++++ Records for this exercise ++++

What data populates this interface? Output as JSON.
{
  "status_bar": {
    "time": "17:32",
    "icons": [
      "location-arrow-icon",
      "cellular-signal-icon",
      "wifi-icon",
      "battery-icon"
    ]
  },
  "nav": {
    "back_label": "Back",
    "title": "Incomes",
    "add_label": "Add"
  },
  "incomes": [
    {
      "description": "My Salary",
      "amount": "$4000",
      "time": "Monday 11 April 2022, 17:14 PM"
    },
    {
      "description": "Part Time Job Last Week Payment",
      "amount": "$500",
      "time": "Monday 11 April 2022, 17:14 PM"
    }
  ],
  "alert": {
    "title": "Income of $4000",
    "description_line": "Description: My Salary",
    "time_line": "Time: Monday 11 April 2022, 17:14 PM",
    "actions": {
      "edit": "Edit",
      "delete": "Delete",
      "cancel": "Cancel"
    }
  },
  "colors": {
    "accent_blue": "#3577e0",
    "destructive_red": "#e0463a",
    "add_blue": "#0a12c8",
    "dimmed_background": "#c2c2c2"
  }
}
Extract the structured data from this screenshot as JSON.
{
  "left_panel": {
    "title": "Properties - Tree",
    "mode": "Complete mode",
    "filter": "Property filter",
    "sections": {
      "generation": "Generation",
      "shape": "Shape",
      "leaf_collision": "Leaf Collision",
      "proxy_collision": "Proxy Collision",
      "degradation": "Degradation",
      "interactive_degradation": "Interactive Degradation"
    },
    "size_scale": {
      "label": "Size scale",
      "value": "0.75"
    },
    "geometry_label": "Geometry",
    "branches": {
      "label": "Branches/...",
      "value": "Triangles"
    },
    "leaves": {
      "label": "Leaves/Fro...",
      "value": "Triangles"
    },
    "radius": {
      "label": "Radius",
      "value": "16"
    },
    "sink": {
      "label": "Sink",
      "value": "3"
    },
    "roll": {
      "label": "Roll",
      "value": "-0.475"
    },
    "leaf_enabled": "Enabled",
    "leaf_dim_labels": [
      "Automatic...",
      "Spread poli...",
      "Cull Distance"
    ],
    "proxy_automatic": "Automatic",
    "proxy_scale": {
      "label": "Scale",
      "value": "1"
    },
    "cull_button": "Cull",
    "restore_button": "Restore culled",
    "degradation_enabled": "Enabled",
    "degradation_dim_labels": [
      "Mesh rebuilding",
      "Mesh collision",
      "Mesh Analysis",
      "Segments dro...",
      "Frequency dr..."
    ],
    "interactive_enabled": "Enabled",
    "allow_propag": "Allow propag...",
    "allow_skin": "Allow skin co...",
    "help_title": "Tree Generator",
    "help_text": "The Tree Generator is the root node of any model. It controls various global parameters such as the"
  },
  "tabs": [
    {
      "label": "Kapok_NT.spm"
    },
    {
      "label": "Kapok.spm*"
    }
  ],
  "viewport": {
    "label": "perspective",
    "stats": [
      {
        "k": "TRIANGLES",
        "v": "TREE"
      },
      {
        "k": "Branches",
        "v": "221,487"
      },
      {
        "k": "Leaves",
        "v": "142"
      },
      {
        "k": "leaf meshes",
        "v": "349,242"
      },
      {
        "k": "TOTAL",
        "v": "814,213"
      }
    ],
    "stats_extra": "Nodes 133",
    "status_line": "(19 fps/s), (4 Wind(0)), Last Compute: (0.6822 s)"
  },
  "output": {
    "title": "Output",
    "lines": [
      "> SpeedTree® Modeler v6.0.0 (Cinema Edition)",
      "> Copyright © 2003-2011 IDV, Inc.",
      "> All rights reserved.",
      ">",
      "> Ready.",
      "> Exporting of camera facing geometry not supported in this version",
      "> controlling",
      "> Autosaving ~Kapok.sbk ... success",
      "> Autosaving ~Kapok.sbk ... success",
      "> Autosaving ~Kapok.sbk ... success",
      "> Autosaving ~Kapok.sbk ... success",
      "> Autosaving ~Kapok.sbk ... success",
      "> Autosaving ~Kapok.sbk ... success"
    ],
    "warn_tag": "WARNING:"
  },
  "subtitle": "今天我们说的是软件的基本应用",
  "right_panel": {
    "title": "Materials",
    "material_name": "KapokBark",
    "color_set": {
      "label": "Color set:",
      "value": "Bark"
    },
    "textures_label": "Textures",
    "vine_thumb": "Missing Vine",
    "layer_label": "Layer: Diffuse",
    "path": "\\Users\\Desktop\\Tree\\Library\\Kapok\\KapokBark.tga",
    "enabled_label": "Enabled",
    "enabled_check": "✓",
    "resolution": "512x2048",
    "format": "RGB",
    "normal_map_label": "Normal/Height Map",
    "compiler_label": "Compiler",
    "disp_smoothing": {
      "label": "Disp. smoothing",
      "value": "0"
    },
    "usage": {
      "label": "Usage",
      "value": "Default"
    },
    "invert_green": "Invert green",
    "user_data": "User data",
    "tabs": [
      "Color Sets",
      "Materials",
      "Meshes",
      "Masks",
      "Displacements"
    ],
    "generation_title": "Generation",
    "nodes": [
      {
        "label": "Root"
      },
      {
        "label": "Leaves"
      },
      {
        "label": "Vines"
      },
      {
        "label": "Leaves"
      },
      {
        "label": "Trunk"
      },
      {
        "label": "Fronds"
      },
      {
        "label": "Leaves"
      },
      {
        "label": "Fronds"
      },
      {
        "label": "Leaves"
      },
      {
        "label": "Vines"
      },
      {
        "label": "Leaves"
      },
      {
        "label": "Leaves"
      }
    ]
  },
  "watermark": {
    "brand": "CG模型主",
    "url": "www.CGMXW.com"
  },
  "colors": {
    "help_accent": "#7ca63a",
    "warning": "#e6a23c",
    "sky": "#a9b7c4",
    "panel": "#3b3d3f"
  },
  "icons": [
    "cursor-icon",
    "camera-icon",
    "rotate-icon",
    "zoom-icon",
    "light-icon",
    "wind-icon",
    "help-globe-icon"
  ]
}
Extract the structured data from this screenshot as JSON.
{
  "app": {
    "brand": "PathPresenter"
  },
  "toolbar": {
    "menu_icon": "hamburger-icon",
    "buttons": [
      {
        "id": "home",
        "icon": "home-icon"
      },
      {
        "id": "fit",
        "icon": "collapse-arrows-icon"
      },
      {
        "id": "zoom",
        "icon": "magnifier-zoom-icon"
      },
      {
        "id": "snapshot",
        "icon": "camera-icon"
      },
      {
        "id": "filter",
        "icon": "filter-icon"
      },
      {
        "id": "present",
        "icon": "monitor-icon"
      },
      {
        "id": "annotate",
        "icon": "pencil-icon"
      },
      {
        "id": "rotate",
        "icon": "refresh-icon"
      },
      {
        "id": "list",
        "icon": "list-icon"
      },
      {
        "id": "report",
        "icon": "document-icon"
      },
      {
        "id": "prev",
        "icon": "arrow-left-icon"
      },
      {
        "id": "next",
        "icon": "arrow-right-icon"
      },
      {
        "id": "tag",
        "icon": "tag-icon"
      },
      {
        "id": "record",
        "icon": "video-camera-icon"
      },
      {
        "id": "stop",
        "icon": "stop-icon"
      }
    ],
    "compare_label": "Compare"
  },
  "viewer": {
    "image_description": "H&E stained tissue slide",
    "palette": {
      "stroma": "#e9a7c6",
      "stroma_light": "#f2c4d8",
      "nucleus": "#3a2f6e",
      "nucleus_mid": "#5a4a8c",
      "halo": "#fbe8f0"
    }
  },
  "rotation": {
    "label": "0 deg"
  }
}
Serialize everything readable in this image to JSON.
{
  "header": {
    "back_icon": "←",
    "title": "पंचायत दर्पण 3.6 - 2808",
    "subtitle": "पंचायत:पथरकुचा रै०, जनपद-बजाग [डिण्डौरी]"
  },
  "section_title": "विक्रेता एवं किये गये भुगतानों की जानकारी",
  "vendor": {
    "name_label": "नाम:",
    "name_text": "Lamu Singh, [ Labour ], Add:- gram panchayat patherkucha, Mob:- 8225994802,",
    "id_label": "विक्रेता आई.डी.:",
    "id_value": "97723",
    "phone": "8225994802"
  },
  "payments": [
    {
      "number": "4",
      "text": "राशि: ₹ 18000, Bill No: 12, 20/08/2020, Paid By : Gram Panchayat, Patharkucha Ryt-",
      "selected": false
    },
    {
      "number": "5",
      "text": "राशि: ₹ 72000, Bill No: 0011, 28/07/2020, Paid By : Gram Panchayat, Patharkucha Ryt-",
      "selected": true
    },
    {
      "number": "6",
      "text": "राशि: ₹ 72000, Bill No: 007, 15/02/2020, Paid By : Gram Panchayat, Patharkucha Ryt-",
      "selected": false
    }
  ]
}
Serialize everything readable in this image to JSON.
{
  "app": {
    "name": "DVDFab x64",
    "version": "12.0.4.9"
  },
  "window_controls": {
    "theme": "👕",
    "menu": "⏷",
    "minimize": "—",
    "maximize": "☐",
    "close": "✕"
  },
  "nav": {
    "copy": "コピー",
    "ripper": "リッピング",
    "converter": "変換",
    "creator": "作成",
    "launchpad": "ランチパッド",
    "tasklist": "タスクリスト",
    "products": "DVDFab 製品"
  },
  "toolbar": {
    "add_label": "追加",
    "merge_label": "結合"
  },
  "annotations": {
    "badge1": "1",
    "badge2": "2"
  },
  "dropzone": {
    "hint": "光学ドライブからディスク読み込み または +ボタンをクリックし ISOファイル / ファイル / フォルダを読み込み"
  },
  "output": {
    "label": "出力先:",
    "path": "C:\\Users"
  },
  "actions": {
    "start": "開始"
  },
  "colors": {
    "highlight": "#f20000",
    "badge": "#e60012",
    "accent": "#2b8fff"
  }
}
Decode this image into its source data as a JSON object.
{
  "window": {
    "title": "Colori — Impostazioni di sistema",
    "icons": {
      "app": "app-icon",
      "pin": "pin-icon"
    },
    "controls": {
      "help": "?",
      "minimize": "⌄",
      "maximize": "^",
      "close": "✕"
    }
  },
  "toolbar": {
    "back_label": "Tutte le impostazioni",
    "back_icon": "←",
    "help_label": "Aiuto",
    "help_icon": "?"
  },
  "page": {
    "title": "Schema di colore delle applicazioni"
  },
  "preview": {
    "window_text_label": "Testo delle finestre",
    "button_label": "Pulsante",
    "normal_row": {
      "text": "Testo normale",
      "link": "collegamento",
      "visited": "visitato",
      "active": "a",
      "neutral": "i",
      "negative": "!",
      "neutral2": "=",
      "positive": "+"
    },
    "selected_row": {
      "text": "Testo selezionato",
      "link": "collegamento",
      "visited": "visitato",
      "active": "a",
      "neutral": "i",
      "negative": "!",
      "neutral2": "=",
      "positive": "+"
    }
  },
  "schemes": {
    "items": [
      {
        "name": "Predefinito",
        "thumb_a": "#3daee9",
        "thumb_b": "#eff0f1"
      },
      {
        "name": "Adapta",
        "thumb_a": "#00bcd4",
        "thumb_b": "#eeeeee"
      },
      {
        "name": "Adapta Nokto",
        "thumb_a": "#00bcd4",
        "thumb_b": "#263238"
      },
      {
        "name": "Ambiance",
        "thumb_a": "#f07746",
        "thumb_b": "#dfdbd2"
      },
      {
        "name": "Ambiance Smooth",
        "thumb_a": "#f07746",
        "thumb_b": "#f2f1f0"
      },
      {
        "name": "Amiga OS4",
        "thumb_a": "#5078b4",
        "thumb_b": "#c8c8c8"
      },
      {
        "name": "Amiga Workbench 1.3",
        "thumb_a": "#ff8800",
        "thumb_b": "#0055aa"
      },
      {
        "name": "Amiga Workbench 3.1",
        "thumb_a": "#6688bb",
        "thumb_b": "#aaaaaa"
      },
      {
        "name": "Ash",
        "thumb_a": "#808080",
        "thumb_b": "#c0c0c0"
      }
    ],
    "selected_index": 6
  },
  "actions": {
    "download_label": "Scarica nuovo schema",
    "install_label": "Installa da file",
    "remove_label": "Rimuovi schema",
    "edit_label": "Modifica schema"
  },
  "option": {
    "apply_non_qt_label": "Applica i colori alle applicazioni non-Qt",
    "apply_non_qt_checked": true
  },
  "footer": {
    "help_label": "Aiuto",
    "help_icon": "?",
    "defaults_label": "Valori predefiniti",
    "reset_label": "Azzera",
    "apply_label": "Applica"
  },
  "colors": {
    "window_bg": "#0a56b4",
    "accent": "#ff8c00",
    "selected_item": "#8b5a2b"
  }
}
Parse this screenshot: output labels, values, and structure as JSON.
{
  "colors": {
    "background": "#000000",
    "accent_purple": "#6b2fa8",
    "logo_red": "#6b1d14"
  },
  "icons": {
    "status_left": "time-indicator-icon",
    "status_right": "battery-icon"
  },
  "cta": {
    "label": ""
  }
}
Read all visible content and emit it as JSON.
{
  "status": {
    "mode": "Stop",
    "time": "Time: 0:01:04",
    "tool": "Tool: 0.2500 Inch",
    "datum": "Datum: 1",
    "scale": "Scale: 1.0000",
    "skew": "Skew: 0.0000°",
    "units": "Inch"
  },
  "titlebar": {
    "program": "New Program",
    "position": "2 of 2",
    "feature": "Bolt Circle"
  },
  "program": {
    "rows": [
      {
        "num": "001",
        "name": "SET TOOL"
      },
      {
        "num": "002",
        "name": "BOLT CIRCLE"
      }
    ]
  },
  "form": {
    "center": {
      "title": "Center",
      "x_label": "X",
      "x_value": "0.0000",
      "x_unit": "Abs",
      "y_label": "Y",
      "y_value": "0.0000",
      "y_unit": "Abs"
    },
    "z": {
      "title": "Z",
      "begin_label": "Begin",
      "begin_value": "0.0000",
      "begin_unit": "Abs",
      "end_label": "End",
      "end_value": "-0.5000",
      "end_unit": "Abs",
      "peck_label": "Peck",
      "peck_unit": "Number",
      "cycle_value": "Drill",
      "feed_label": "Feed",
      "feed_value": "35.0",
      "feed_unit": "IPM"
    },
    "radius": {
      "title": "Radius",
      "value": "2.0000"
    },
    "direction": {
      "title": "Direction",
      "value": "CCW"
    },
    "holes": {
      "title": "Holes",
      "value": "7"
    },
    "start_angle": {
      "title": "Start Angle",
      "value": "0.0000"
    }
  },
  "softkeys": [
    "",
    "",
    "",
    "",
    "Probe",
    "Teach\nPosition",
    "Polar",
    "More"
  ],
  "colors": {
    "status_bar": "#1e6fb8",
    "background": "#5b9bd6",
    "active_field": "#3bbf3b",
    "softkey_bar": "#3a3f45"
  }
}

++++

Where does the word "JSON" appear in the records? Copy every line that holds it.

- Written response
What data populates this interface? Output as JSON.
Extract the structured data from this screenshot as JSON.
Extract the structured data from this screenshot as JSON.
Serialize everything readable in this image to JSON.
Serialize everything readable in this image to JSON.
Decode this image into its source data as a JSON object.
Parse this screenshot: output labels, values, and structure as JSON.
Read all visible content and emit it as JSON.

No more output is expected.